To make things a bit harder for us, we disabled both the Surf Protection, so the malware can communicate with its command and control server freely, as well as the File Guard, so that signature based detection is removed from the equation, as signatures most likely didn’t exist yet at the time the ransomware was first released. We hope you enjoy watching Emsisoft Anti-Malware squash some of the biggest ransomware threats out there, without the help of any signatures, just as much as we do, knowing your system is well protected from all of these and hundreds more.

Click the full screen button to see the details of the alerts

Emsisoft's behavior blocker versus CryptoFortress ransomware.

Emsisoft’s behavior blocker versus CryptoFortress ransomware.

Emsisoft's behavior blocker versus ZeroLocker ransomware.

Emsisoft’s behavior blocker versus ZeroLocker ransomware.



We are here to help

Our commitment to combat ransomware goes far beyond just protecting our users from getting infected by it. In the past couple of years we managed to break dozens of different ransomware variants, helping to decrypt millions of files and allowing tens of thousands of users get back access to their invaluable data. Unlike other companies we provide these services completely free of charge, no matter whether you are an Emsisoft customer or not. So even if your other anti-virus or anti-malware software let you down, we will gladly see if we can help out. Just get in touch with us.


  • David Sucesso

    thats a cool video. thanks

  • Preston Mitchell

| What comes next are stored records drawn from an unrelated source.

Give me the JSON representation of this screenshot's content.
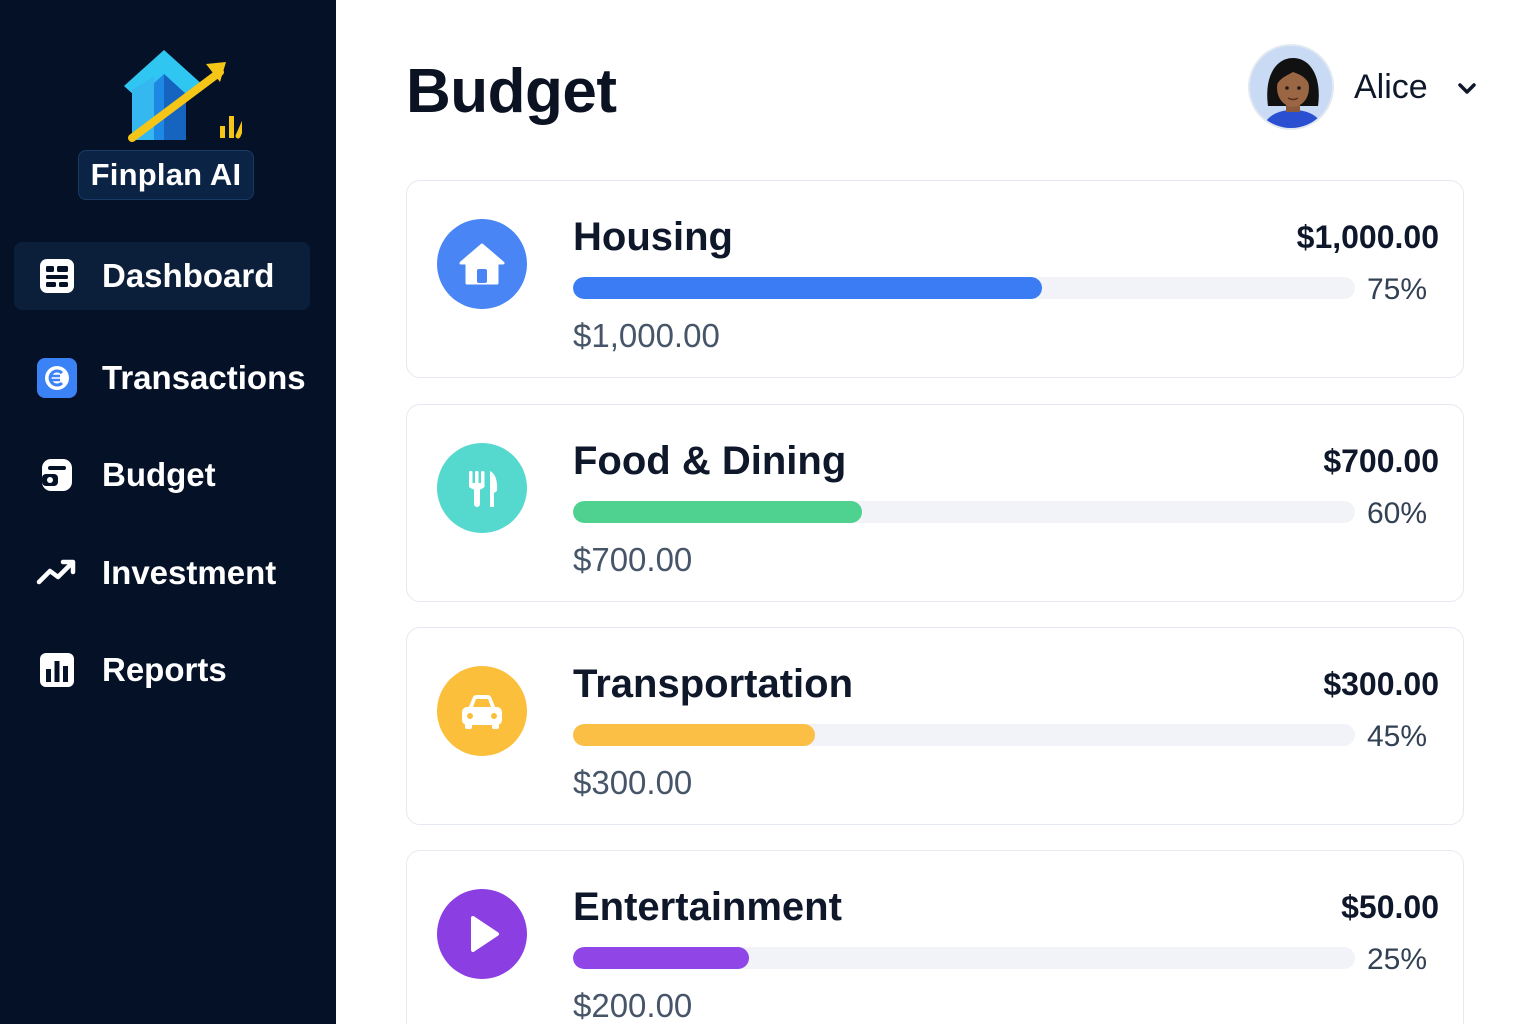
{
  "app": {
    "name": "Finplan AI"
  },
  "sidebar": {
    "items": [
      {
        "label": "Dashboard",
        "icon": "dashboard-icon",
        "active": true
      },
      {
        "label": "Transactions",
        "icon": "transactions-icon",
        "active": false
      },
      {
        "label": "Budget",
        "icon": "budget-icon",
        "active": false
      },
      {
        "label": "Investment",
        "icon": "trending-up-icon",
        "active": false
      },
      {
        "label": "Reports",
        "icon": "bar-chart-icon",
        "active": false
      }
    ]
  },
  "header": {
    "title": "Budget",
    "user": {
      "name": "Alice"
    }
  },
  "budgets": [
    {
      "name": "Housing",
      "amount": "$1,000.00",
      "percent_label": "75%",
      "progress": 0.6,
      "spent": "$1,000.00",
      "icon": "home-icon",
      "color": "#3b7cf4",
      "icon_bg": "#4a85f5"
    },
    {
      "name": "Food & Dining",
      "amount": "$700.00",
      "percent_label": "60%",
      "progress": 0.37,
      "spent": "$700.00",
      "icon": "fork-knife-icon",
      "color": "#4fd28f",
      "icon_bg": "#55d9cf"
    },
    {
      "name": "Transportation",
      "amount": "$300.00",
      "percent_label": "45%",
      "progress": 0.31,
      "spent": "$300.00",
      "icon": "car-icon",
      "color": "#fbbf45",
      "icon_bg": "#fbbf3c"
    },
    {
      "name": "Entertainment",
      "amount": "$50.00",
      "percent_label": "25%",
      "progress": 0.225,
      "spent": "$200.00",
      "icon": "play-icon",
      "color": "#9045e6",
      "icon_bg": "#8b3fe3"
    }
  ]
}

    FREE FULL LICENSE For Emsisoft Anti-Malware (for 203 days)
    This is my 5th year of using Emsisoft Internet Security. Today–on Christmas, a virus utterly destroyed Emsisoft, KILLING both Emsisoft Anti-Malware and its Online Armor firewall. Emsisoft was not just crippled but fatally corrupted by the virus. FORTUNATELY, my PC was barely saved by a FREE online scanner called HerdProtect…which quickly quarantined the virus and saved my Windows from being permanently damaged. HOW SAD THAT A FREE SOFTWARE PERFORMED BETTER THAN EMSISOFT. THEN I had to use Revo Uninstaller to uninstall Emsisoft’s CORPSE, because the DEAD Emsisoft was unable to uninstall itself. If anybody wants to use the remainder of my PAID Emsisoft license, which expires in 203 days, here is the license number: BEX-BAK-BEN-682 BUT BE WARNED…USE EMSISOFT AT YOUR OWN RISK…least you spend Christmas repairing your PC after Emsisoft FAILS to PROTECT your PC!

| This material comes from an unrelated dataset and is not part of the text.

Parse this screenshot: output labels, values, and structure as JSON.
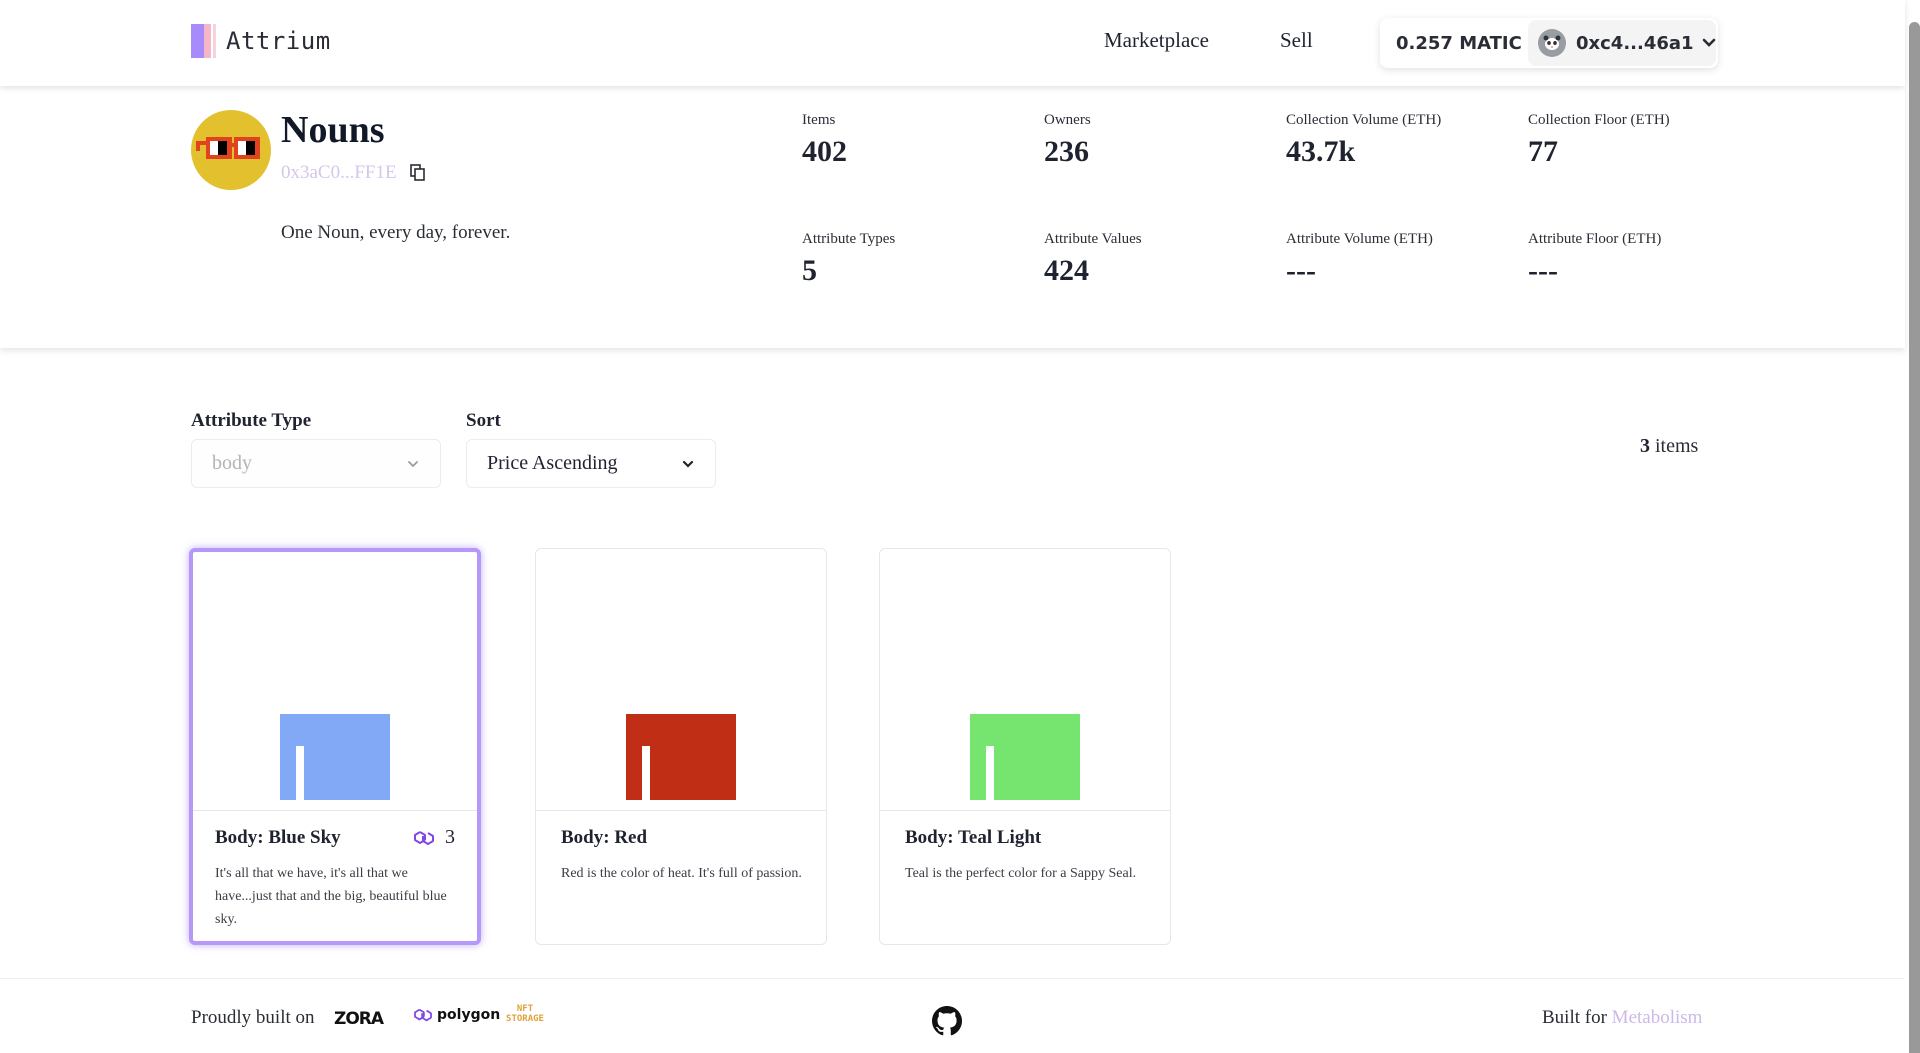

  • Mitchell Earl

    Can Emsisoft Anti-Malware for Server prevent an infected workstation from encrypting it’s mapped drives? Since the executable never resides on the server itself, I’m curious if it would detect file level activity and be able to halt it.

    • Christian

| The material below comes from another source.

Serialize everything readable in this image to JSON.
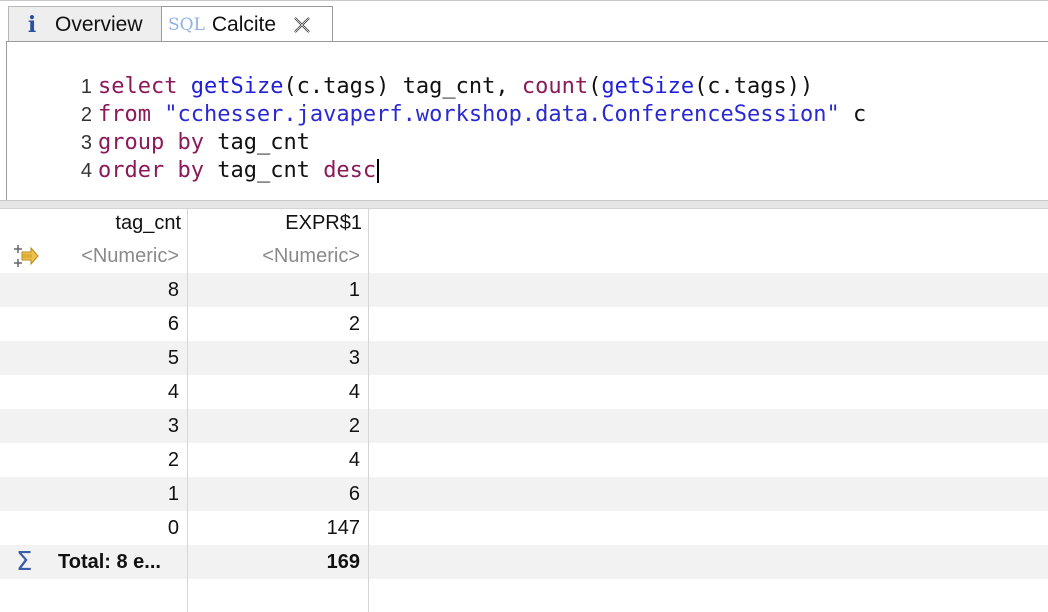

      No, the behavior is always monitored locally, which means if the ransomware is executed on the server it is being detected but if it is executed on a client that just happen to have access to a folder remotely on a server, it isn’t. Therefore you should never rely on server side protection only but also install behavior blocking on all your clients that have access to the server.

      Background: If ransomware encrypts files, it means it just edits existing files. A file write operation is not a malicious action though and therefore can’t be used as a trigger to alert. The behavior blocker monitors not just the file write action but also takes into account plenty of meta properties of the actual executable program that does the action, to come up with an alert.

      • Maybe it would be a solution to extend BB to perform some basic format tests for popular file formats on write operations? For example when a process tries to write at position 0 to a JPEG file and written data doesn’t start with SOI, then BB should generate an alert, or PDF files should start with %PDF and end with %%EOF and so on.

        I’ve been thinking of this for a while, but I don’t know that this is a viable option or it requires too much CPU and IO resources, and I have little knowledge about FSD filters (and even less free time) for a proof-of-concept implementation.

  • Michael Martin

    The examples given show that the ransomware programs (cryptofortress.exe and ZeroLocker.exe) were trying to run from Sarah’s desktop. In other words, they were already installed there. Should not Emsisoft Anti-malware have prevented that from happening in the first place?